Low Volume Gas Flow Meter

I've been looking for an inexpensive gas flow meter that doesn't cost an arm and a leg. The flow rate I'm trying to measure is low; in the mL/min range. Everything I've found so far either won't measure that low, doesn't do gas, or it's for lab use and costs many hundreds of dollars.

Can anyone point me in the right direction?

About 1 or 2 ml/min ? That is even hard for a soap film flow meter. These kind of things are for a laboratory, and they need the best accuracy. That is why the sensors are so expensive.

What kind of accuracy do you need ? Do you need just a rough indication or perhaps 10% accurate ? What kind of gasses ?

Perhaps the best sensor for such low rates, is a thermal differential sensor in a chip. I can find MEMS or MEMSIC flow sensors for low flow rates, but I can't find where to buy them or what the price is. It seems that I run into the same problem as you.

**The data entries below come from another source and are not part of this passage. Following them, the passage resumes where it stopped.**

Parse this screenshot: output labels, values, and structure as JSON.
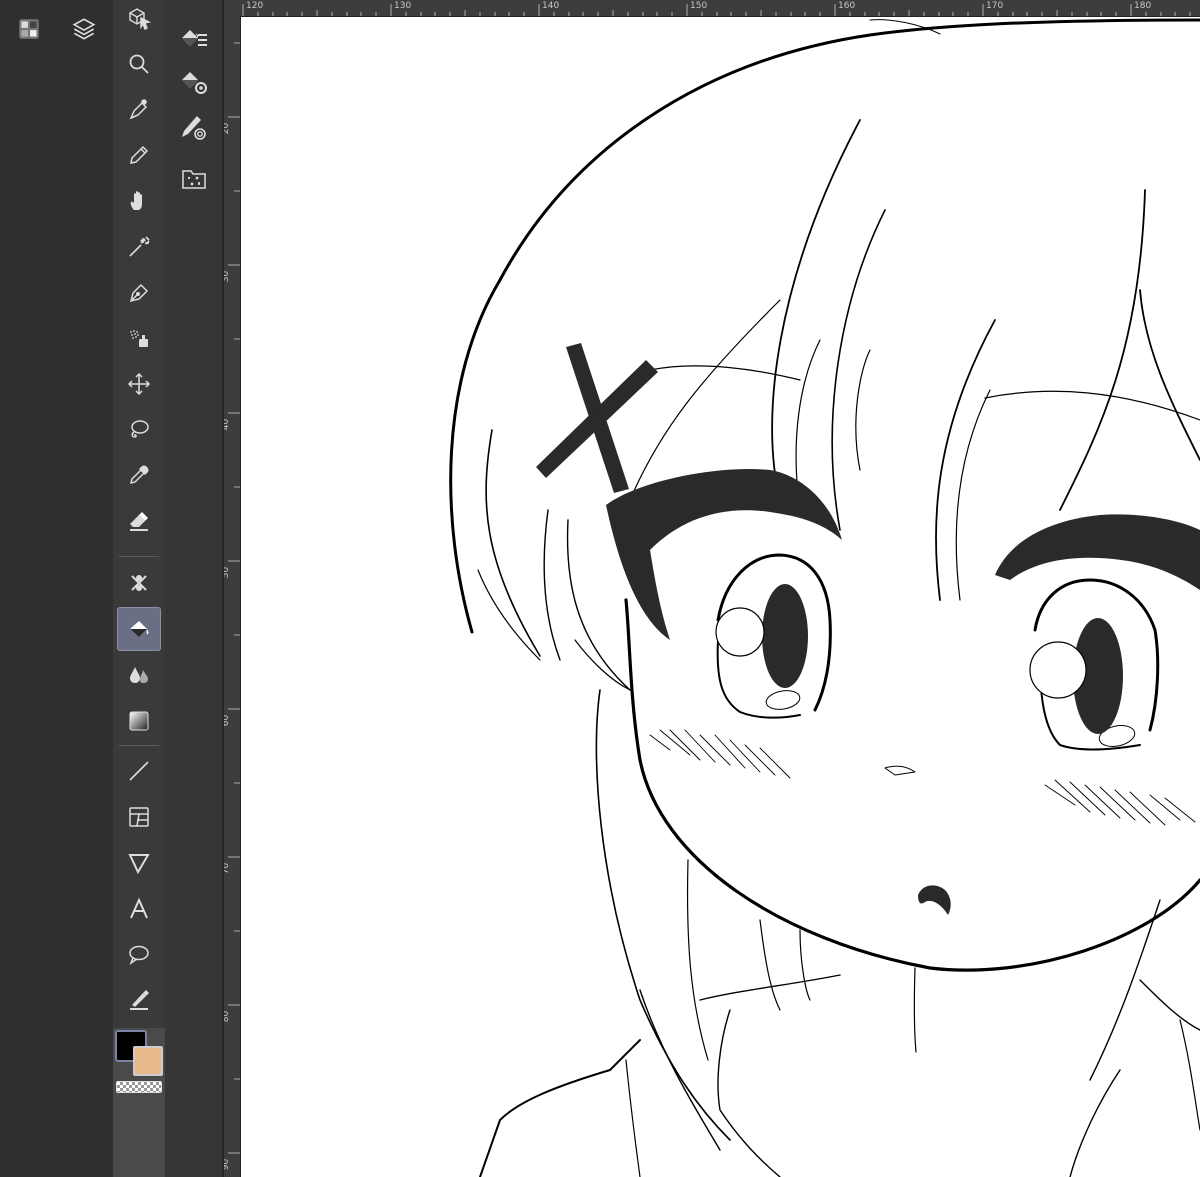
{
  "rulers": {
    "horizontal": [
      "120",
      "130",
      "140",
      "150",
      "160",
      "170",
      "180"
    ],
    "vertical": [
      "20",
      "30",
      "40",
      "50",
      "60",
      "70",
      "80",
      "90"
    ]
  },
  "left_panel": {
    "buttons": [
      "grid-panel-icon",
      "layers-icon"
    ]
  },
  "toolbar": {
    "tools": [
      "object-select-icon",
      "zoom-icon",
      "pen-icon",
      "pencil-icon",
      "hand-icon",
      "magic-wand-icon",
      "ink-pen-icon",
      "airbrush-icon",
      "move-icon",
      "lasso-icon",
      "eyedropper-icon",
      "eraser-icon",
      "blend-icon",
      "fill-icon",
      "watercolor-icon",
      "gradient-icon",
      "line-icon",
      "frame-border-icon",
      "ruler-icon",
      "text-icon",
      "balloon-icon",
      "correction-line-icon"
    ],
    "active_tool": "fill-icon"
  },
  "subtool": {
    "buttons": [
      "fill-referenced-icon",
      "fill-settings-icon",
      "paint-unfilled-icon",
      "material-folder-icon"
    ]
  },
  "colors": {
    "foreground": "#000000",
    "background": "#e6b98a",
    "accent": "#6a6f86"
  }
}
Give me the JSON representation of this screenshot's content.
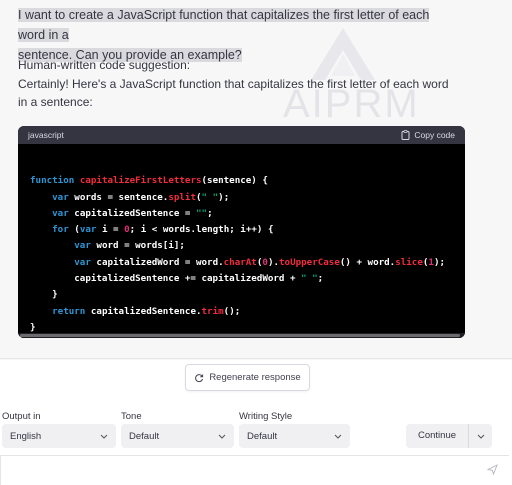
{
  "conversation": {
    "user_line_1": "I want to create a JavaScript function that capitalizes the first letter of each word in a",
    "user_line_2": "sentence. Can you provide an example?",
    "suggestion_label": "Human-written code suggestion:",
    "answer": "Certainly! Here's a JavaScript function that capitalizes the first letter of each word in a sentence:",
    "watermark": "AIPRM"
  },
  "code_block": {
    "language": "javascript",
    "copy_label": "Copy code",
    "lines": [
      "function capitalizeFirstLetters(sentence) {",
      "    var words = sentence.split(\" \");",
      "    var capitalizedSentence = \"\";",
      "    for (var i = 0; i < words.length; i++) {",
      "        var word = words[i];",
      "        var capitalizedWord = word.charAt(0).toUpperCase() + word.slice(1);",
      "        capitalizedSentence += capitalizedWord + \" \";",
      "    }",
      "    return capitalizedSentence.trim();",
      "}"
    ]
  },
  "controls": {
    "regenerate_label": "Regenerate response",
    "output_label": "Output in",
    "output_value": "English",
    "tone_label": "Tone",
    "tone_value": "Default",
    "style_label": "Writing Style",
    "style_value": "Default",
    "continue_label": "Continue",
    "input_placeholder": ""
  },
  "icons": {
    "copy": "clipboard-icon",
    "regenerate": "refresh-icon",
    "dropdown": "chevron-down-icon",
    "send": "paper-plane-icon"
  },
  "colors": {
    "keyword": "#2e95d3",
    "function": "#f22c3d",
    "string": "#00a67d",
    "number": "#df3079",
    "code_bg": "#000000",
    "code_header": "#343541"
  }
}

I want to monitor CO2 offgassing from my fermenter. Accuracy is not a major concern since this is purely a hobby endeavor and it won’t even be used for control. I think it’s probably more in the 10s of mL/min. It’s a bit hard to say since all I really know is that I’m getting a bubble every couple of seconds.

It may simply be that this is a “hard” sensor problem, and I won’t be able to find it at a price that is reasonable for me.

The Omron D6F-P0001A1 seems to be a normal flow sensor. You can find it at omron.com and you can buy it from mouser.com. I think it can only be used with dry air.

You could try this question on a forum for beer brewing.

Are the bubbles composed only of CO2 (or mostly)?

If so - and this may not be the answer you want, but it might be cheap to do - since you have mentioned that you can see the bubbles - then a camera could as well.

Place a camera above the vat to observe the bubbles. Then apply some machine vision algorithms to it - perhaps using Python and OpenCV (or something similar - RoboRealm would be a good choice if you are using Windows); you'd have to do some edge detection, and some kind of contrast filtering to only get the bubbles and nothing else - then some kind of blob measurement (and isolation, maybe) - so you can determine when a bubble occurs, just how much gas was in the bubble (when it "pops"). Assume a bubble is a half-sphere with a diameter that of the bubble.

Not a perfect nor accurate solution - but it would be relatively cheap.

The Omron sensor looks like it could work, thanks! I probably should try a brewing forum.

The computer vision technique is a very interesting idea, but the shape of the airlock would make defining the geometry of the bubble very difficult. I might be able to analyze the volume of the bubble cap, though. This is an intriguing suggestion!

A capacitive sensor has been mentioned in another thread. It might be possible to detect/count water/gas movement in the bottom bend of an air lock. Leo..